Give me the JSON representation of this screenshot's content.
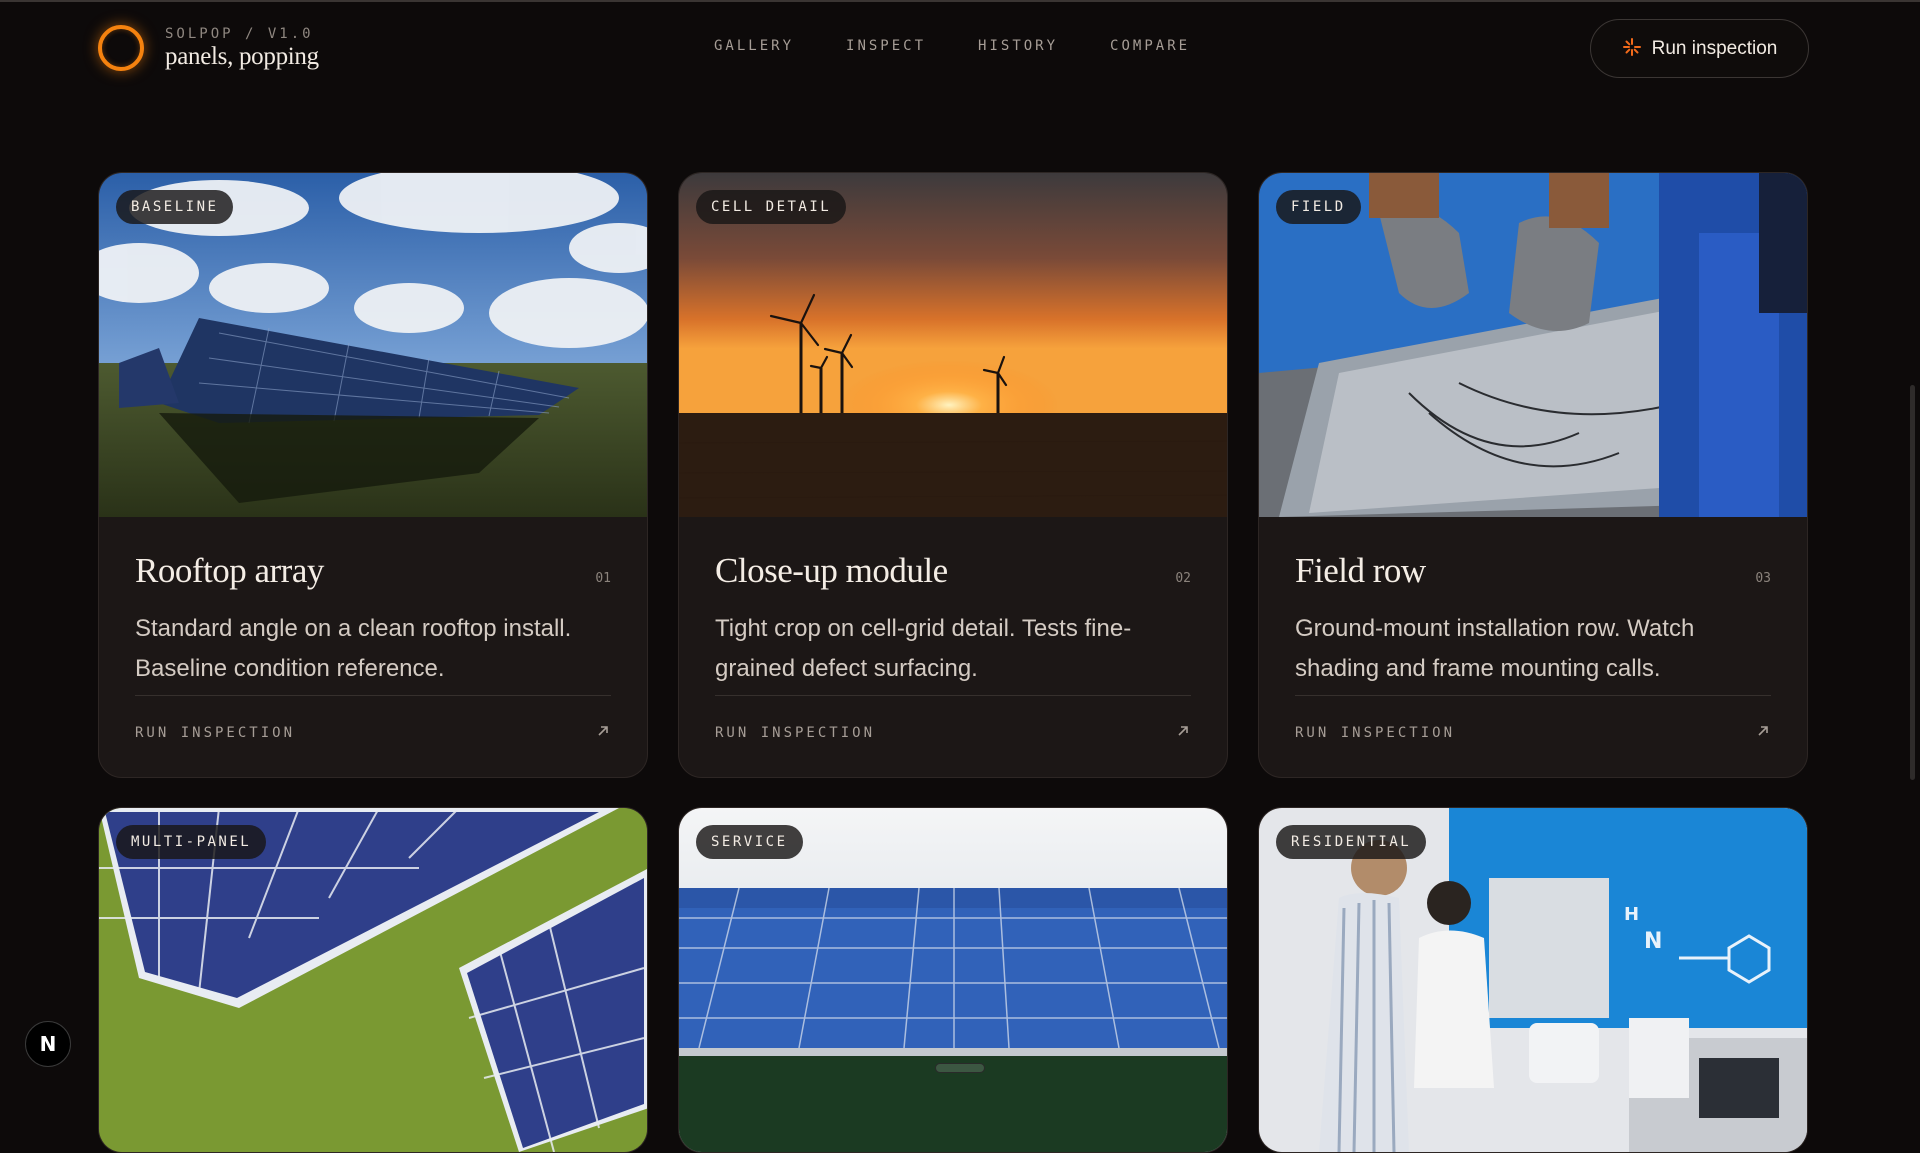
{
  "brand": {
    "version": "SOLPOP / V1.0",
    "tagline": "panels, popping"
  },
  "nav": {
    "items": [
      "GALLERY",
      "INSPECT",
      "HISTORY",
      "COMPARE"
    ]
  },
  "header": {
    "run_button_label": "Run inspection"
  },
  "cards": [
    {
      "badge": "BASELINE",
      "title": "Rooftop array",
      "number": "01",
      "description": "Standard angle on a clean rooftop install. Baseline condition reference.",
      "cta": "RUN INSPECTION",
      "image": "solar-field-cloudy-sky"
    },
    {
      "badge": "CELL DETAIL",
      "title": "Close-up module",
      "number": "02",
      "description": "Tight crop on cell-grid detail. Tests fine-grained defect surfacing.",
      "cta": "RUN INSPECTION",
      "image": "wind-turbines-sunset"
    },
    {
      "badge": "FIELD",
      "title": "Field row",
      "number": "03",
      "description": "Ground-mount installation row. Watch shading and frame mounting calls.",
      "cta": "RUN INSPECTION",
      "image": "gloved-hands-installing-panel"
    },
    {
      "badge": "MULTI-PANEL",
      "image": "aerial-panels-on-grass"
    },
    {
      "badge": "SERVICE",
      "image": "panel-row-under-sky"
    },
    {
      "badge": "RESIDENTIAL",
      "image": "lab-researchers"
    }
  ],
  "colors": {
    "accent": "#f5820f",
    "card_bg": "#1c1716",
    "page_bg": "#0d0a0a"
  },
  "icons": {
    "run_button": "spark-icon",
    "cta": "arrow-up-right-icon",
    "framework_badge": "n-logo-icon"
  },
  "framework_badge": "N"
}
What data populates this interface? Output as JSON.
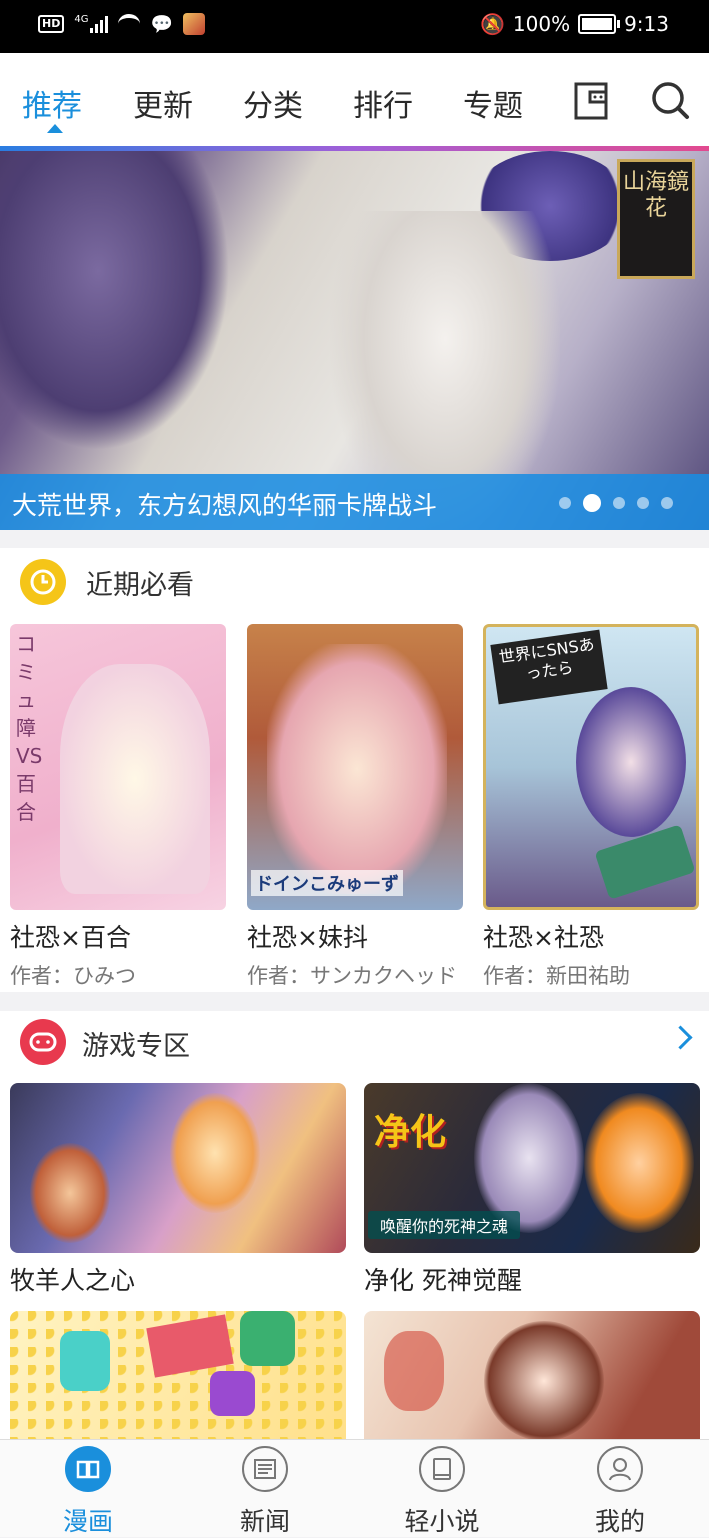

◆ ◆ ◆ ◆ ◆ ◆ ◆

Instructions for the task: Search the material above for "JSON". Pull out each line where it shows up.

Reply:
Give me the JSON representation of this screenshot's content.
What data populates this interface? Output as JSON.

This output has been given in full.